In general, you’ll work a lot more at a startup than at a large company, and you’ll have a lot more responsibilities. There’s no getting around that, but when the work you are doing has real immediate impact, it’s incredibly rewarding. Startups move fast, and pretty much everything you’re working on is critical to the product, which is definitely not true at large companies.
Big companies have a large existing user base, so you can theoretically reach a lot of people with what you do, but if you’re a regular college grad, chances are you’ll be working on a pretty small part of the codebase, and it may not even see the light of day. Projects get cancelled all the time–the ones we hear about are only the ones that have been released publicly. My impression is that if you move a few notches up the corporate ladder, you can have substantially more impact and ownership over projects.
This section is fairly biased because I personally feel like I have much more impact now. I feel obligated to note that there are also plenty of startups that never really take off or just never get a substantial amount of users. However, the successful startups that have millions of users (where your work would have real impact) are almost all hiring, including Pulse.
Future Career Opportunities
Working at a large company that has a reputation for good engineers is undeniably good for your resume. That’s why startups that have ex-Googlers almost always advertise that their team includes ex-Googlers–it implies a certain level of quality to the engineering team. Moving up the corporate ladder at a large company can be mind-numbingly painful though. That’s why people say that the fastest way to get a raise is to quit (oh and also find a job elsewhere and negotiate a higher salary).
What if you work at a startup for a few years, and it fizzles or never really takes off? Someone recently asked me if that would mean starting over from scratch. Now that I’m fairly involved in hiring, I was sort of astonished to hear that point of view. To me, startup experience stands out as a huge positive that indicates that you are probably self-motivated, take initiative and can adapt and learn quickly. I would imagine that this would be true for big companies looking to hire as well, as these are traits that are desirable in any company.
Also, at either a startup or a big company, you will be building a network of connections that will be invaluable to you during your career.
If you’re trying to decide between startups and larger companies, please don’t make any decisions based on what you hear from me or other people. I’ve painted a view of startups and big companies with very broad strokes that is hopefully helpful but by no means comprehensive. Try to visit different startups or larger companies, talk to as many people as you can, and see where you might be able to imagine yourself. Companies vary so much in terms of culture, product, and team, that the decision to be made isn’t really just startup or big company, but where you think you would be excited every morning to go to work.

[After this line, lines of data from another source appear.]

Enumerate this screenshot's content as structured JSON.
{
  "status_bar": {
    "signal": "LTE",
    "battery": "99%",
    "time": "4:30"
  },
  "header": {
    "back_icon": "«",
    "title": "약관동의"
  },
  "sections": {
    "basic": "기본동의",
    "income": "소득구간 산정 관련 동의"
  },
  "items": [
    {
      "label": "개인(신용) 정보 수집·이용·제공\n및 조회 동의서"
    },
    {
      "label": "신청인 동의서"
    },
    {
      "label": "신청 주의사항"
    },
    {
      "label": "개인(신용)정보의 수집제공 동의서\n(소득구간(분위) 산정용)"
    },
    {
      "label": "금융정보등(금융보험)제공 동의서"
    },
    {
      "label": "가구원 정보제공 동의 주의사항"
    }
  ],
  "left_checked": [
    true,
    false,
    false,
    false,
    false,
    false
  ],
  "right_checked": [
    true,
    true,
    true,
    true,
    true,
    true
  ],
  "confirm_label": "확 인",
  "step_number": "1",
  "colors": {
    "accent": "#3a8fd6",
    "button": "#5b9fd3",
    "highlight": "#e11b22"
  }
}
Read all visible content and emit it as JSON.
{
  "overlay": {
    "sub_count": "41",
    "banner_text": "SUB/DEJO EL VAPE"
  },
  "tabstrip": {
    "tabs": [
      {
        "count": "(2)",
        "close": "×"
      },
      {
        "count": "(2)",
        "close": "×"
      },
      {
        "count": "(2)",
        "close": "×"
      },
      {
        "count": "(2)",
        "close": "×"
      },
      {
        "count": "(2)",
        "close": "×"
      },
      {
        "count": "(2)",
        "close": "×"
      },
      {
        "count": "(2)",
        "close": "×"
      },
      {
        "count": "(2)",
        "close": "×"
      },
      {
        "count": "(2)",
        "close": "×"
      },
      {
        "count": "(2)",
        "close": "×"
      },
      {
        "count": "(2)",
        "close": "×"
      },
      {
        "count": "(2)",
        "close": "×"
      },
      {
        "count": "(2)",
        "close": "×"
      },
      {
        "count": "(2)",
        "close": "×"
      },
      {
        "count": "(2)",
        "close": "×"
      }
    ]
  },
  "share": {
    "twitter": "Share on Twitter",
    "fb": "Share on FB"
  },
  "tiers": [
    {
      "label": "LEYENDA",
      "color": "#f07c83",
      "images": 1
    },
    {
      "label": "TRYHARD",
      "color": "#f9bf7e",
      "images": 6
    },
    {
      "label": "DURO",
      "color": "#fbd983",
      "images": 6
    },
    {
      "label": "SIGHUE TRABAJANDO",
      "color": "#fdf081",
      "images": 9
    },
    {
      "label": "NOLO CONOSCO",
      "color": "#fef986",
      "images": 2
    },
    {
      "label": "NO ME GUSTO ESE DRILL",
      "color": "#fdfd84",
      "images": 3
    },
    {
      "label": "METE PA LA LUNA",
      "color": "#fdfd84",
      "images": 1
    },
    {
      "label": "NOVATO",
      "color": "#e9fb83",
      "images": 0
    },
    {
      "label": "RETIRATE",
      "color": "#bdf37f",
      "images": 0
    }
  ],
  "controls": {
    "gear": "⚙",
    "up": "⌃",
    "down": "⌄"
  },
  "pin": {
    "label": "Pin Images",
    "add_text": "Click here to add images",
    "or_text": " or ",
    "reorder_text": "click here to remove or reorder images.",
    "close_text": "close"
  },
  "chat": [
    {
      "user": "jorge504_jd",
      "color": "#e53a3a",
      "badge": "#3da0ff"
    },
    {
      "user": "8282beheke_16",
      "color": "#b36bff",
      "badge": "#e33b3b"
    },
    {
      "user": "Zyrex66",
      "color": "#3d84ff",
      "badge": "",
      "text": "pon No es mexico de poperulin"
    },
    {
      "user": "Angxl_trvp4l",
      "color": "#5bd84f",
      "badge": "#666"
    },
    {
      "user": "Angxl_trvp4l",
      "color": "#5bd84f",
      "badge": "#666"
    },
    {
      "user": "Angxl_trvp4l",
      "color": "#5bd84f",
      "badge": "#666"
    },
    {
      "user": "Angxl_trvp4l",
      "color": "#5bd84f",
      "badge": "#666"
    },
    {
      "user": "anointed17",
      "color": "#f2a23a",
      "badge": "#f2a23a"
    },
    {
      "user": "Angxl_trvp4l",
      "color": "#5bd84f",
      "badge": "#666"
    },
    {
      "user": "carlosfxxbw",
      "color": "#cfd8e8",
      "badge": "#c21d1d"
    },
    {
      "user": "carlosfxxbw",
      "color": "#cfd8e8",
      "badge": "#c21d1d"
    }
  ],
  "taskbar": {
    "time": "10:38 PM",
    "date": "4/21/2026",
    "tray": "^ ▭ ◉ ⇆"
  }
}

- How to Join a Startup Right Out of School
- Are All Engineers Better Off Joining Startups?
- How Effective are Technical Interviews?
- Work/Life Balance at a Startup — Just a Pipedream?
- Thoughts about School and Work